There’s a fair claim to be made that the Blue Note label is the greatest music label in history.
Its iconic releases came at a time when America was still segregated, and ironically the hippest, most technically brilliant music in the land was being created by black musicians. Go figure.
Making a name for itself through the fair treatment of musicians, good recording techniques and eye-catching visuals, Blue Note became the jazz musician’s – as well as jazz listener’s – label of choice. These collections cover the hard bop to hard funk periods of the label, when its stars went from using Italian tailors to wearing dashikis and playing slap bass.
“New York Is Our Home” and “African Rhythms” present the hard bop period, when jazz musicians began to search for a ‘blacker’ music. Rhythm and blues became a primary influence, and these CDs contain many classic and less well-known compositions from the kings of 50s New York. Musicians such as Art Blakey, Lee Morgan, Freddie Hubbard and Thad Jones carved out a legacy that remains to this day.

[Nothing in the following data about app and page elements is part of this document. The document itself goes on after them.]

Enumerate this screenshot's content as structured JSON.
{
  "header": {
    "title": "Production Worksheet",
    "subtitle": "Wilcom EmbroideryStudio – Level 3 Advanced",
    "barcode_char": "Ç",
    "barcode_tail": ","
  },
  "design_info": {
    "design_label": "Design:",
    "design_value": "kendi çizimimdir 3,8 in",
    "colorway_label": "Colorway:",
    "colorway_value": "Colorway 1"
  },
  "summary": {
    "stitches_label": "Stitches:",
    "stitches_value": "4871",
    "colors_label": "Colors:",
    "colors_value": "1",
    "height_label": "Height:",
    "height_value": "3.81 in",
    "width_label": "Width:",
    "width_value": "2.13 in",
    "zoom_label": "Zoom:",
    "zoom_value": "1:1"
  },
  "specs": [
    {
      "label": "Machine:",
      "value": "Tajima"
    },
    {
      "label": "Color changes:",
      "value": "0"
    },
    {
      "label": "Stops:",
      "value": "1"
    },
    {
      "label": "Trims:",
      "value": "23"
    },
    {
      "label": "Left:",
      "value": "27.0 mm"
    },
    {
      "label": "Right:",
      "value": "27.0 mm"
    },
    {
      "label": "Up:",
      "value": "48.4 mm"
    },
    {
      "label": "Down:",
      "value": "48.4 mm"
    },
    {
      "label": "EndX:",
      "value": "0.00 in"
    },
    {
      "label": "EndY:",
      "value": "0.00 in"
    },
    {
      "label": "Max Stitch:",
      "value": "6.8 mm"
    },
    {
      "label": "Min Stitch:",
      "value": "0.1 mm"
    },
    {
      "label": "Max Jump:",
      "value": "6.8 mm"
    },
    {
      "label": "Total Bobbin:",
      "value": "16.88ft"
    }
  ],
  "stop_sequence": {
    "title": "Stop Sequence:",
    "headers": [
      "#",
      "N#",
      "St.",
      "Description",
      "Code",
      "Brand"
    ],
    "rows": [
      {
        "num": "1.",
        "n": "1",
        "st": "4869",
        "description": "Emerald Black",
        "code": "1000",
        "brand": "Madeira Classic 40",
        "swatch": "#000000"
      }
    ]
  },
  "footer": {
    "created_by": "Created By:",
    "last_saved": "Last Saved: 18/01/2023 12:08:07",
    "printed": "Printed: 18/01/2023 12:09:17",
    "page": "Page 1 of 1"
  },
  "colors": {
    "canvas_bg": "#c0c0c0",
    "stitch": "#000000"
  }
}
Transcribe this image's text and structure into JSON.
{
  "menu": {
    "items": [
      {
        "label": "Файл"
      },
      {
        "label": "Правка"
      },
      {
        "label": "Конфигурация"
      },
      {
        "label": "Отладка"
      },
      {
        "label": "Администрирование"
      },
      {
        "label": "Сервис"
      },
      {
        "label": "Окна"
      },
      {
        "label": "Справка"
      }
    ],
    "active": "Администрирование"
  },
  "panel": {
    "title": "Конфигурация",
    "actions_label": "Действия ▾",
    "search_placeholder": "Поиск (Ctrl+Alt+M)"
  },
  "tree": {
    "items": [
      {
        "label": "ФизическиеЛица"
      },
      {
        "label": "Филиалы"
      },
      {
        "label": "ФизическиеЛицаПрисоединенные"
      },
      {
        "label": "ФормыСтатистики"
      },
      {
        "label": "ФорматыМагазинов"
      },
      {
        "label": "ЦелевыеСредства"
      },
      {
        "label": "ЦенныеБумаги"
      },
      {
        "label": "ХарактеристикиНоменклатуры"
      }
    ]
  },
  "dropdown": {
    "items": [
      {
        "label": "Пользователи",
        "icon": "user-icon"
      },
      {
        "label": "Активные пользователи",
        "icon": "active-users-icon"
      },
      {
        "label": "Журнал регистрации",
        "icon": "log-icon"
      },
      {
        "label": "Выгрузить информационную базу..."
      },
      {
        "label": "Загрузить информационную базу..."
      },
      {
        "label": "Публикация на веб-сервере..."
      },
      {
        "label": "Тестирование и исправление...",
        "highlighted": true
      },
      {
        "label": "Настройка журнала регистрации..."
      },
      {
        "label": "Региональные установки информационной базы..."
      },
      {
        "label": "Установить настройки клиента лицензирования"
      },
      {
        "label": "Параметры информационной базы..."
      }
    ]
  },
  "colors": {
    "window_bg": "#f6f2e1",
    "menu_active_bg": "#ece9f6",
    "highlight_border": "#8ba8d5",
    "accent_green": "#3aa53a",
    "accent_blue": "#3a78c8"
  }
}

“The Funk Jazz Brothers” and “On The Corner” come straight from a period in jazz where solos were just about as long as your hair, and the ghetto was the marketplace. Determined to bring jazz back to the people, musicians such as Ronnie Laws, Donald Byrd and Gene Harris took on board funk influences in a collision that still reverberates. Tasty Hammond by the likes of Jack McDuff and Jimmy McGriff prevails, as these funk masters began to put some acid into their jazz.
Now over 50 years on since the first of these recordings were made, the impact can still be felt in modern music. With the vaults still brimming with vinyl, the legacy of Blue Note looks assured.